| TASK DETAILS |
Pull out every line in the data that has the string "luận" in it.

| SUPPLIED DATA |
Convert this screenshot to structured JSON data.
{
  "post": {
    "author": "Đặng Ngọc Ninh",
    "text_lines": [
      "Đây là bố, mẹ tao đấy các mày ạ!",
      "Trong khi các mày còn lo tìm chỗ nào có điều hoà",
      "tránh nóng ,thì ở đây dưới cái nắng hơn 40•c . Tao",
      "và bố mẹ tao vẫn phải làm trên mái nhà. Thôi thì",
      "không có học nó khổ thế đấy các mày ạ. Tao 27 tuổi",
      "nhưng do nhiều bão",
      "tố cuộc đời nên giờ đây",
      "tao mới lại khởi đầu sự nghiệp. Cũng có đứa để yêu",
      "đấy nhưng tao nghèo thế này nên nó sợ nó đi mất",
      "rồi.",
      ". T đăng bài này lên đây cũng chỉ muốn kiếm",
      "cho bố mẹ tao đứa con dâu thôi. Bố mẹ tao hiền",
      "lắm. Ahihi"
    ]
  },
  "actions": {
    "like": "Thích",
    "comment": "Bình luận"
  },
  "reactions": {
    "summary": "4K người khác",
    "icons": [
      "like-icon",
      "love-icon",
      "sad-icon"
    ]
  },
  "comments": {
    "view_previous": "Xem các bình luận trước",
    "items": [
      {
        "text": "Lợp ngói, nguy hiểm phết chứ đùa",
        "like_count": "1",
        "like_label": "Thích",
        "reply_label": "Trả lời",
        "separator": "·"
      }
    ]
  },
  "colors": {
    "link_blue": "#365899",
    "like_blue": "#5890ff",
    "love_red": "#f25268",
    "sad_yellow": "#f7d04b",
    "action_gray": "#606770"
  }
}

| RESPONSE AREA |
    "comment": "Bình luận"
    "view_previous": "Xem các bình luận trước",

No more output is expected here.